1 of 4

The missing Minoans: 20th - 15th century BC

It is astonishing that history should lose all track of a civilization which lasts for six centuries, makes superb ceramics and metalwork, trades extensively over a wide region, and houses its rulers in palaces elaborately decorated with superb fresco paintings. Yet this has been the case with the Minoans in Crete, until the excavation of Knossos.

We still know little more about them than is suggested by Minoan art and artefacts. It is typical that the name they have been given derives from a figure of myth rather than history - Minos, the legendary king of Crete whose pet creature is the Minotaur, a monster with the body of a man and the head of a bull which feeds on young human flesh.

Three very similar palaces have been excavated in Crete from the Minoan period - at Knossos, Mallia and Phaistos. Built from around 2000 BC, each is constructed round a large public courtyard; each has provision for the storage of large quantities of grain; each is believed to be the administrative centre for a large local population.

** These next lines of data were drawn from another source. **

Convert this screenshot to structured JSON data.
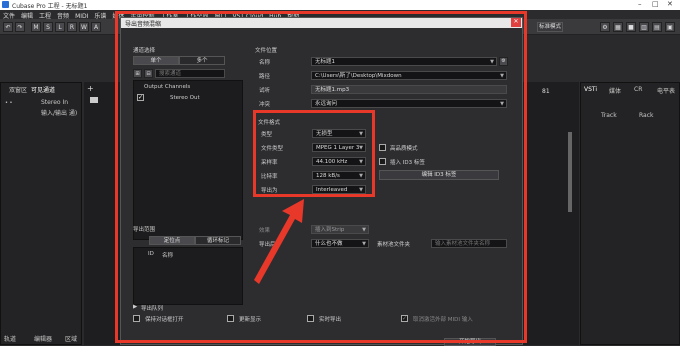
{
  "app": {
    "title": "Cubase Pro 工程 - 无标题1"
  },
  "menu": [
    "文件",
    "编辑",
    "工程",
    "音频",
    "MIDI",
    "乐谱",
    "媒体",
    "走带控制",
    "工作室",
    "工作空间",
    "窗口",
    "VST Cloud",
    "Hub",
    "帮助"
  ],
  "toolbar": {
    "marker_btn": "标准模式"
  },
  "left_panel": {
    "tabs": [
      "双窗区",
      "可见通道"
    ],
    "track": "Stereo In",
    "sub": "输入/输出 通)",
    "bottom_tabs": [
      "轨道",
      "编辑器",
      "区域"
    ]
  },
  "right_panel": {
    "tabs": [
      "VSTi",
      "媒体",
      "CR",
      "电平表"
    ],
    "track_label": "Track",
    "rack_label": "Rack",
    "marker": "81"
  },
  "dialog": {
    "title": "导出音频混缩",
    "channel_section": "通道选择",
    "mode_single": "单个",
    "mode_multi": "多个",
    "search_placeholder": "搜索通道",
    "output_channels": "Output Channels",
    "stereo_out": "Stereo Out",
    "file_location": "文件位置",
    "name_label": "名称",
    "name_value": "无标题1",
    "path_label": "路径",
    "path_value": "C:\\Users\\斯了\\Desktop\\Mixdown",
    "preview_label": "试听",
    "preview_value": "无标题1.mp3",
    "conflict_label": "冲突",
    "conflict_value": "永远询问",
    "format_section": "文件格式",
    "format_label": "类型",
    "format_value": "无损型",
    "filetype_label": "文件类型",
    "filetype_value": "MPEG 1 Layer 3",
    "rate_label": "采样率",
    "rate_value": "44.100 kHz",
    "bitrate_label": "比特率",
    "bitrate_value": "128 kB/s",
    "export_as_label": "导出为",
    "export_as_value": "Interleaved",
    "hq_label": "高品质模式",
    "id3_label": "插入 ID3 标签",
    "edit_id3": "编辑 ID3 标签",
    "post_label": "效果",
    "post_value": "插入到Strip",
    "after_label": "导出后",
    "after_value": "什么也不做",
    "pool_label": "素材池文件夹",
    "pool_placeholder": "输入素材池文件夹名称",
    "range_section": "导出范围",
    "range_tab1": "定位点",
    "range_tab2": "循环标记",
    "col_id": "ID",
    "col_name": "名称",
    "queue_label": "导出队列",
    "keep_open": "保持对话框打开",
    "update_display": "更新显示",
    "realtime": "实时导出",
    "midi_export": "取消激活外部 MIDI 输入",
    "render_btn": "开始导出"
  }
}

The number at Knossos has been variably estimated as between 15,000 and 50,000 people.

Administrative records and accounts are kept on clay tablets in a script as yet undeciphered (it is known as Linear A). Archaeological discoveries reveal that trade is carried on round the entire Mediterranean coast from Sicily in the west to Egypt in the southeast.